Data items
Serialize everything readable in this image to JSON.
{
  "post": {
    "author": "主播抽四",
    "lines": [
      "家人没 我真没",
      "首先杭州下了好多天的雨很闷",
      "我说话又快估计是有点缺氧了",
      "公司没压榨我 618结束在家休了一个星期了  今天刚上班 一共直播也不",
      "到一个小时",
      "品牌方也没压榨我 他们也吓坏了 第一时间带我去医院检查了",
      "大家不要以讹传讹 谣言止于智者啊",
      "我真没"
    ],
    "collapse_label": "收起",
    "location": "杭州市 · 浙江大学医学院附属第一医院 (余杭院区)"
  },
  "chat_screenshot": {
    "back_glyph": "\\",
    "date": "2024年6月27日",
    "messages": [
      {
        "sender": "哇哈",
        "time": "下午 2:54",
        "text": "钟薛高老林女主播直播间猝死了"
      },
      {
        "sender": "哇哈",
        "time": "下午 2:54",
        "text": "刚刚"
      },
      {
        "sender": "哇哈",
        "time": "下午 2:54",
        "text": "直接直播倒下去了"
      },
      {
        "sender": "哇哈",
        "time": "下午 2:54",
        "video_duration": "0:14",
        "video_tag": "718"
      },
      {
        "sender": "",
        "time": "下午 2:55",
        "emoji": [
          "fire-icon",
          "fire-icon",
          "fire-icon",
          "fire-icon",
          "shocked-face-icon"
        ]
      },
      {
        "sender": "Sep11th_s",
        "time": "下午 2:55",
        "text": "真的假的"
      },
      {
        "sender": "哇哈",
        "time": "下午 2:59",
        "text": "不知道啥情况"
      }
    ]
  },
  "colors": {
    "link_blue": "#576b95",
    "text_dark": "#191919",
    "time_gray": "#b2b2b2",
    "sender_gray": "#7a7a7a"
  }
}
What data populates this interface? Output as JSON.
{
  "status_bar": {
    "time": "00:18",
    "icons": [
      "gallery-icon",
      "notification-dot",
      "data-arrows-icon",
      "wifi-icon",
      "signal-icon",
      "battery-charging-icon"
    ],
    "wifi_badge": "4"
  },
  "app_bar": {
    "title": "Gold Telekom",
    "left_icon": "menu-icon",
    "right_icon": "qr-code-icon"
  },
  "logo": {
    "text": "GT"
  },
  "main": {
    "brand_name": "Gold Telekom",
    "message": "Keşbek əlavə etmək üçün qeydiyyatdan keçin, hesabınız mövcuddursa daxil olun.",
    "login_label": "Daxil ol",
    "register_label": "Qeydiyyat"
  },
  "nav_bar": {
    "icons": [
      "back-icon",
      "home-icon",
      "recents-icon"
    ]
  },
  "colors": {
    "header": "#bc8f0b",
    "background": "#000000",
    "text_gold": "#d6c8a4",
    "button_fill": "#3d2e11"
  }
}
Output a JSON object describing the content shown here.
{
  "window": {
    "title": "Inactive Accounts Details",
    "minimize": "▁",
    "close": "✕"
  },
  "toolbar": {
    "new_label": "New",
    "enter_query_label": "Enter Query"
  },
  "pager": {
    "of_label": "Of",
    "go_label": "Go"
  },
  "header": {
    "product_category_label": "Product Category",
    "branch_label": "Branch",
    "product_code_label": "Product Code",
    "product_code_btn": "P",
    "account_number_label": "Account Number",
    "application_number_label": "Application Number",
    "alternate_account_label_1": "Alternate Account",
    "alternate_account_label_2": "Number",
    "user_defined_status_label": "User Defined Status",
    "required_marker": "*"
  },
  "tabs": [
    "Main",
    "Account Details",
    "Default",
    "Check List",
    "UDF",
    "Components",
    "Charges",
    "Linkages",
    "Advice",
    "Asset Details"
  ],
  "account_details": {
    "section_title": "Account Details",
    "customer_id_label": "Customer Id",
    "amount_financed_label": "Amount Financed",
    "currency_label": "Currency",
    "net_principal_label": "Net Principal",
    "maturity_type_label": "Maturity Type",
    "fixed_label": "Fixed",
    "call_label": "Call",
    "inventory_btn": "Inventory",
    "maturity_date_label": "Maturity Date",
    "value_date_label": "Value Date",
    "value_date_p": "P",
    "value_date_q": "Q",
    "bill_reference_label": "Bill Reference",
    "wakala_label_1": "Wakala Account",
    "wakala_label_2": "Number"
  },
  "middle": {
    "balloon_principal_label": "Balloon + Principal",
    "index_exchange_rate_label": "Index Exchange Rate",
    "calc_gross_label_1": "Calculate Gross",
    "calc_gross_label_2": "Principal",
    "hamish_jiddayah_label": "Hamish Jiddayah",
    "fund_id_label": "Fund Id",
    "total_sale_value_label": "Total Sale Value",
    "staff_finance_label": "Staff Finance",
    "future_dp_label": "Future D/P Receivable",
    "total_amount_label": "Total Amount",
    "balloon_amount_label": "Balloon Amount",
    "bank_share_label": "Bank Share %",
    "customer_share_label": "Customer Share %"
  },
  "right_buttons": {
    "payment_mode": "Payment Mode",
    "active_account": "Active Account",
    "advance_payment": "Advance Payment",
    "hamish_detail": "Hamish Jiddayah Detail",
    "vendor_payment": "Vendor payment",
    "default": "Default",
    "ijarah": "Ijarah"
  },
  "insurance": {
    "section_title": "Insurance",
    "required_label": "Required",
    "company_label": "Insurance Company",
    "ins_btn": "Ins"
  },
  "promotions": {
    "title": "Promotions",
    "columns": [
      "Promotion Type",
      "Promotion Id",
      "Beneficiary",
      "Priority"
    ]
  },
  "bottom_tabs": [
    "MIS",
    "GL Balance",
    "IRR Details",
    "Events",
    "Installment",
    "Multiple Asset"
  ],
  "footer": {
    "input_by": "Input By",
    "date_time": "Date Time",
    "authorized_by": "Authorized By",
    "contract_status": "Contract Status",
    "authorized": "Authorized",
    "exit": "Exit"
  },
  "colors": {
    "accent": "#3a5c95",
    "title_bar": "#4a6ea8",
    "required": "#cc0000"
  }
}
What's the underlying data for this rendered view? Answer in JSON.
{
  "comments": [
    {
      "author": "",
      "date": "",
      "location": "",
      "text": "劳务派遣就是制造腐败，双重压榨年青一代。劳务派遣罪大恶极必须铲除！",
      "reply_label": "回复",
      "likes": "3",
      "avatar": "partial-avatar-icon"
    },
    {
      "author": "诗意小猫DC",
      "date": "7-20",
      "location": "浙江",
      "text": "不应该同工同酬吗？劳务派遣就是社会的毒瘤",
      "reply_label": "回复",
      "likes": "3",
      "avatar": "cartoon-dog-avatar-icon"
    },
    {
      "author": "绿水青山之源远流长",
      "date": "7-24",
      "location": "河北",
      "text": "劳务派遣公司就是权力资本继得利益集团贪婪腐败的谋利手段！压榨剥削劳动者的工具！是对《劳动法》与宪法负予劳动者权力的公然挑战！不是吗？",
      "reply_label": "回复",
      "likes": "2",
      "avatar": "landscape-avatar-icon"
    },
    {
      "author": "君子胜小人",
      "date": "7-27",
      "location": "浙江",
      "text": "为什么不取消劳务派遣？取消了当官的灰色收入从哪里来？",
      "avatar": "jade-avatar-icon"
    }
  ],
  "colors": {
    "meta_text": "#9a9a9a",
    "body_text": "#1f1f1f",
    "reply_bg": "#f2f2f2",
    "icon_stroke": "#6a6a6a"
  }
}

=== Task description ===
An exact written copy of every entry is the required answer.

=== Solution ===
Serialize everything readable in this image to JSON.
{
  "post": {
    "author": "主播抽四",
    "lines": [
      "家人没 我真没",
      "首先杭州下了好多天的雨很闷",
      "我说话又快估计是有点缺氧了",
      "公司没压榨我 618结束在家休了一个星期了  今天刚上班 一共直播也不",
      "到一个小时",
      "品牌方也没压榨我 他们也吓坏了 第一时间带我去医院检查了",
      "大家不要以讹传讹 谣言止于智者啊",
      "我真没"
    ],
    "collapse_label": "收起",
    "location": "杭州市 · 浙江大学医学院附属第一医院 (余杭院区)"
  },
  "chat_screenshot": {
    "back_glyph": "\\",
    "date": "2024年6月27日",
    "messages": [
      {
        "sender": "哇哈",
        "time": "下午 2:54",
        "text": "钟薛高老林女主播直播间猝死了"
      },
      {
        "sender": "哇哈",
        "time": "下午 2:54",
        "text": "刚刚"
      },
      {
        "sender": "哇哈",
        "time": "下午 2:54",
        "text": "直接直播倒下去了"
      },
      {
        "sender": "哇哈",
        "time": "下午 2:54",
        "video_duration": "0:14",
        "video_tag": "718"
      },
      {
        "sender": "",
        "time": "下午 2:55",
        "emoji": [
          "fire-icon",
          "fire-icon",
          "fire-icon",
          "fire-icon",
          "shocked-face-icon"
        ]
      },
      {
        "sender": "Sep11th_s",
        "time": "下午 2:55",
        "text": "真的假的"
      },
      {
        "sender": "哇哈",
        "time": "下午 2:59",
        "text": "不知道啥情况"
      }
    ]
  },
  "colors": {
    "link_blue": "#576b95",
    "text_dark": "#191919",
    "time_gray": "#b2b2b2",
    "sender_gray": "#7a7a7a"
  }
}
What data populates this interface? Output as JSON.
{
  "status_bar": {
    "time": "00:18",
    "icons": [
      "gallery-icon",
      "notification-dot",
      "data-arrows-icon",
      "wifi-icon",
      "signal-icon",
      "battery-charging-icon"
    ],
    "wifi_badge": "4"
  },
  "app_bar": {
    "title": "Gold Telekom",
    "left_icon": "menu-icon",
    "right_icon": "qr-code-icon"
  },
  "logo": {
    "text": "GT"
  },
  "main": {
    "brand_name": "Gold Telekom",
    "message": "Keşbek əlavə etmək üçün qeydiyyatdan keçin, hesabınız mövcuddursa daxil olun.",
    "login_label": "Daxil ol",
    "register_label": "Qeydiyyat"
  },
  "nav_bar": {
    "icons": [
      "back-icon",
      "home-icon",
      "recents-icon"
    ]
  },
  "colors": {
    "header": "#bc8f0b",
    "background": "#000000",
    "text_gold": "#d6c8a4",
    "button_fill": "#3d2e11"
  }
}
Output a JSON object describing the content shown here.
{
  "window": {
    "title": "Inactive Accounts Details",
    "minimize": "▁",
    "close": "✕"
  },
  "toolbar": {
    "new_label": "New",
    "enter_query_label": "Enter Query"
  },
  "pager": {
    "of_label": "Of",
    "go_label": "Go"
  },
  "header": {
    "product_category_label": "Product Category",
    "branch_label": "Branch",
    "product_code_label": "Product Code",
    "product_code_btn": "P",
    "account_number_label": "Account Number",
    "application_number_label": "Application Number",
    "alternate_account_label_1": "Alternate Account",
    "alternate_account_label_2": "Number",
    "user_defined_status_label": "User Defined Status",
    "required_marker": "*"
  },
  "tabs": [
    "Main",
    "Account Details",
    "Default",
    "Check List",
    "UDF",
    "Components",
    "Charges",
    "Linkages",
    "Advice",
    "Asset Details"
  ],
  "account_details": {
    "section_title": "Account Details",
    "customer_id_label": "Customer Id",
    "amount_financed_label": "Amount Financed",
    "currency_label": "Currency",
    "net_principal_label": "Net Principal",
    "maturity_type_label": "Maturity Type",
    "fixed_label": "Fixed",
    "call_label": "Call",
    "inventory_btn": "Inventory",
    "maturity_date_label": "Maturity Date",
    "value_date_label": "Value Date",
    "value_date_p": "P",
    "value_date_q": "Q",
    "bill_reference_label": "Bill Reference",
    "wakala_label_1": "Wakala Account",
    "wakala_label_2": "Number"
  },
  "middle": {
    "balloon_principal_label": "Balloon + Principal",
    "index_exchange_rate_label": "Index Exchange Rate",
    "calc_gross_label_1": "Calculate Gross",
    "calc_gross_label_2": "Principal",
    "hamish_jiddayah_label": "Hamish Jiddayah",
    "fund_id_label": "Fund Id",
    "total_sale_value_label": "Total Sale Value",
    "staff_finance_label": "Staff Finance",
    "future_dp_label": "Future D/P Receivable",
    "total_amount_label": "Total Amount",
    "balloon_amount_label": "Balloon Amount",
    "bank_share_label": "Bank Share %",
    "customer_share_label": "Customer Share %"
  },
  "right_buttons": {
    "payment_mode": "Payment Mode",
    "active_account": "Active Account",
    "advance_payment": "Advance Payment",
    "hamish_detail": "Hamish Jiddayah Detail",
    "vendor_payment": "Vendor payment",
    "default": "Default",
    "ijarah": "Ijarah"
  },
  "insurance": {
    "section_title": "Insurance",
    "required_label": "Required",
    "company_label": "Insurance Company",
    "ins_btn": "Ins"
  },
  "promotions": {
    "title": "Promotions",
    "columns": [
      "Promotion Type",
      "Promotion Id",
      "Beneficiary",
      "Priority"
    ]
  },
  "bottom_tabs": [
    "MIS",
    "GL Balance",
    "IRR Details",
    "Events",
    "Installment",
    "Multiple Asset"
  ],
  "footer": {
    "input_by": "Input By",
    "date_time": "Date Time",
    "authorized_by": "Authorized By",
    "contract_status": "Contract Status",
    "authorized": "Authorized",
    "exit": "Exit"
  },
  "colors": {
    "accent": "#3a5c95",
    "title_bar": "#4a6ea8",
    "required": "#cc0000"
  }
}
What's the underlying data for this rendered view? Answer in JSON.
{
  "comments": [
    {
      "author": "",
      "date": "",
      "location": "",
      "text": "劳务派遣就是制造腐败，双重压榨年青一代。劳务派遣罪大恶极必须铲除！",
      "reply_label": "回复",
      "likes": "3",
      "avatar": "partial-avatar-icon"
    },
    {
      "author": "诗意小猫DC",
      "date": "7-20",
      "location": "浙江",
      "text": "不应该同工同酬吗？劳务派遣就是社会的毒瘤",
      "reply_label": "回复",
      "likes": "3",
      "avatar": "cartoon-dog-avatar-icon"
    },
    {
      "author": "绿水青山之源远流长",
      "date": "7-24",
      "location": "河北",
      "text": "劳务派遣公司就是权力资本继得利益集团贪婪腐败的谋利手段！压榨剥削劳动者的工具！是对《劳动法》与宪法负予劳动者权力的公然挑战！不是吗？",
      "reply_label": "回复",
      "likes": "2",
      "avatar": "landscape-avatar-icon"
    },
    {
      "author": "君子胜小人",
      "date": "7-27",
      "location": "浙江",
      "text": "为什么不取消劳务派遣？取消了当官的灰色收入从哪里来？",
      "avatar": "jade-avatar-icon"
    }
  ],
  "colors": {
    "meta_text": "#9a9a9a",
    "body_text": "#1f1f1f",
    "reply_bg": "#f2f2f2",
    "icon_stroke": "#6a6a6a"
  }
}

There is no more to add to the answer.